Information density is the amount of information in the form of content that a site visitor is greeted with as soon as he lands on a website or webpage.
The greater the information density, the greater the amount of content a visitor will see on the site or page.
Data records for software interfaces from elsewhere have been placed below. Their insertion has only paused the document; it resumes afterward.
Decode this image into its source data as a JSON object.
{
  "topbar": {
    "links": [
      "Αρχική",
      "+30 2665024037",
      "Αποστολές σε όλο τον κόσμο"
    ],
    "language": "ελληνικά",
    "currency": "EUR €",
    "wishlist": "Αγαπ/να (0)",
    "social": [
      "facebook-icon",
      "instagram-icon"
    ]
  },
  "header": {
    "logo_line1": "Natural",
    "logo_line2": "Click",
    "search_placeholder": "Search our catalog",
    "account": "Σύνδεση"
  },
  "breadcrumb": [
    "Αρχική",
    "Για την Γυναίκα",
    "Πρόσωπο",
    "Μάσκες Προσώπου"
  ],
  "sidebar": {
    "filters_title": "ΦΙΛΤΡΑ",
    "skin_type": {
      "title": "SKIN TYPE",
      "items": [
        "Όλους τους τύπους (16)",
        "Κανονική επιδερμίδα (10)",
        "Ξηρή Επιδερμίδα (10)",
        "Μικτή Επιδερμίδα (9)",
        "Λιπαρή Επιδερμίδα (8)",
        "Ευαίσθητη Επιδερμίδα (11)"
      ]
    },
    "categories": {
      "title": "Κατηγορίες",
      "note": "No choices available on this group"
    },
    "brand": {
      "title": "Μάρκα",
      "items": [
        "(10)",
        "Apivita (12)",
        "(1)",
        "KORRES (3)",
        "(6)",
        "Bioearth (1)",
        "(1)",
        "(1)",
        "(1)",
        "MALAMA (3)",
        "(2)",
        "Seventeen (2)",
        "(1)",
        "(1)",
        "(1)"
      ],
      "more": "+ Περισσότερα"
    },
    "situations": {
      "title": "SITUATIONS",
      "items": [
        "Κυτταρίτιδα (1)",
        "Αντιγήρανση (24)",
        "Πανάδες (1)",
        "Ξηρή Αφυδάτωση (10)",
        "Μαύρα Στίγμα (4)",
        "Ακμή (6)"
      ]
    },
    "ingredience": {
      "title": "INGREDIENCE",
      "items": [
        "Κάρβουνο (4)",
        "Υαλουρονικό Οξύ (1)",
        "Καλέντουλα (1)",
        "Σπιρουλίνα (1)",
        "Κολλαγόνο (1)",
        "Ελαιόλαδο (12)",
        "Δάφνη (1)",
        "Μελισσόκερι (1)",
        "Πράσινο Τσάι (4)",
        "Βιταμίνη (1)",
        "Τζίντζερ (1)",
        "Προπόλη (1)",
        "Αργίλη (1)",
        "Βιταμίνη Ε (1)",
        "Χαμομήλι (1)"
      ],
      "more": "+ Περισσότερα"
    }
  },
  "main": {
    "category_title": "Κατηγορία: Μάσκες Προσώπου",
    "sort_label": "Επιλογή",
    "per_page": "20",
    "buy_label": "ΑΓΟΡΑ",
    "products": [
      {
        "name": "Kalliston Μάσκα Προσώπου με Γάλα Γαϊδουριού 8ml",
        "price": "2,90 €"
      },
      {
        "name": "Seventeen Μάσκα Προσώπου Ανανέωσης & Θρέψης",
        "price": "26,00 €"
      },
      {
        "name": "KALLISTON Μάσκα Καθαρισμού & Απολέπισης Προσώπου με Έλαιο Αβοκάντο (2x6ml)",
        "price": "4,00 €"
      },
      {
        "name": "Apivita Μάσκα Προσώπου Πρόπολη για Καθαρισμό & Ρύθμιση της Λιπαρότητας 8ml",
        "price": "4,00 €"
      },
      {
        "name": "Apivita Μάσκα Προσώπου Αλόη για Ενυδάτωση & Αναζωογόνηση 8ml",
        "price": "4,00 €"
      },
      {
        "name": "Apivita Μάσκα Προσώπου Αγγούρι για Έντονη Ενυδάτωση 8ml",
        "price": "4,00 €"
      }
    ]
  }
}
Because of this tie-in to content, information density has an immediate impact on a user’s cognitive load, which in turn, has a huge impact on the site’s navigability, usability and user experience.
When designing a website, it’s helpful to think of how much content your user can reasonably handle without being bogged down by it. The more content they encounter, the longer it will take them to complete certain tasks and page goals…since the amount of mental processing power for them to complete tasks and goals drastically rises.
Consider the following scenario:
1) One product page features an image, a headline, a description, the price, a call to action and some reviews.
2) Another product page features several images, a few videos of the product, a bunch of testimonials, ratings, reviews, celebrity endorsements, excessive copy, a headline, subheadings, various calls to action for everything from an email sign up to an “add to cart” button, recommended products for cross and upsell purposes, etc.
Clearly, scenario two is the bad design because it is the epitome of analysis paralysis.